[Start of section]
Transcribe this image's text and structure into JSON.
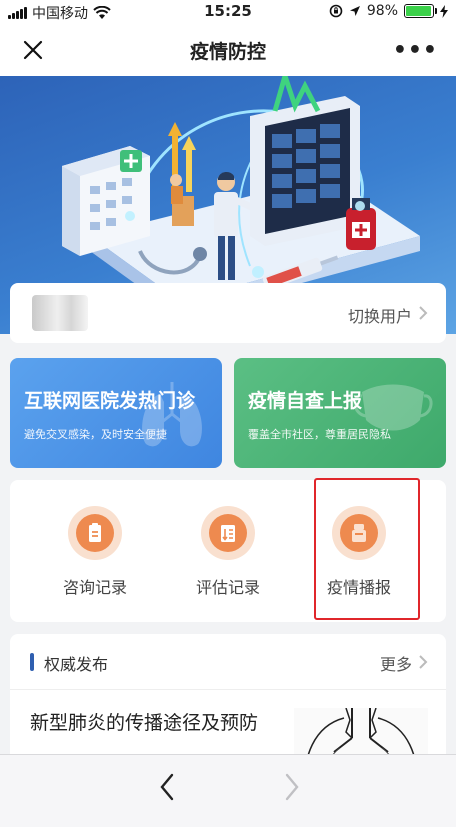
{
  "status_bar": {
    "carrier": "中国移动",
    "time": "15:25",
    "battery_percent_label": "98%",
    "battery_level": 0.98
  },
  "nav": {
    "title": "疫情防控"
  },
  "user": {
    "switch_label": "切换用户"
  },
  "cards": [
    {
      "title": "互联网医院发热门诊",
      "subtitle": "避免交叉感染，及时安全便捷",
      "color": "#4a93e8"
    },
    {
      "title": "疫情自查上报",
      "subtitle": "覆盖全市社区，尊重居民隐私",
      "color": "#4db477"
    }
  ],
  "tools": [
    {
      "label": "咨询记录",
      "icon": "clipboard-icon"
    },
    {
      "label": "评估记录",
      "icon": "list-icon"
    },
    {
      "label": "疫情播报",
      "icon": "broadcast-icon"
    }
  ],
  "highlight_color": "#e0262b",
  "news": {
    "section_title": "权威发布",
    "more_label": "更多",
    "article_title": "新型肺炎的传播途径及预防"
  }
}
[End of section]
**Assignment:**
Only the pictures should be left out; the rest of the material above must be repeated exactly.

**Result for this exercise:**
Transcribe this image's text and structure into JSON.
{
  "status_bar": {
    "carrier": "中国移动",
    "time": "15:25",
    "battery_percent_label": "98%",
    "battery_level": 0.98
  },
  "nav": {
    "title": "疫情防控"
  },
  "user": {
    "switch_label": "切换用户"
  },
  "cards": [
    {
      "title": "互联网医院发热门诊",
      "subtitle": "避免交叉感染，及时安全便捷",
      "color": "#4a93e8"
    },
    {
      "title": "疫情自查上报",
      "subtitle": "覆盖全市社区，尊重居民隐私",
      "color": "#4db477"
    }
  ],
  "tools": [
    {
      "label": "咨询记录",
      "icon": "clipboard-icon"
    },
    {
      "label": "评估记录",
      "icon": "list-icon"
    },
    {
      "label": "疫情播报",
      "icon": "broadcast-icon"
    }
  ],
  "highlight_color": "#e0262b",
  "news": {
    "section_title": "权威发布",
    "more_label": "更多",
    "article_title": "新型肺炎的传播途径及预防"
  }
}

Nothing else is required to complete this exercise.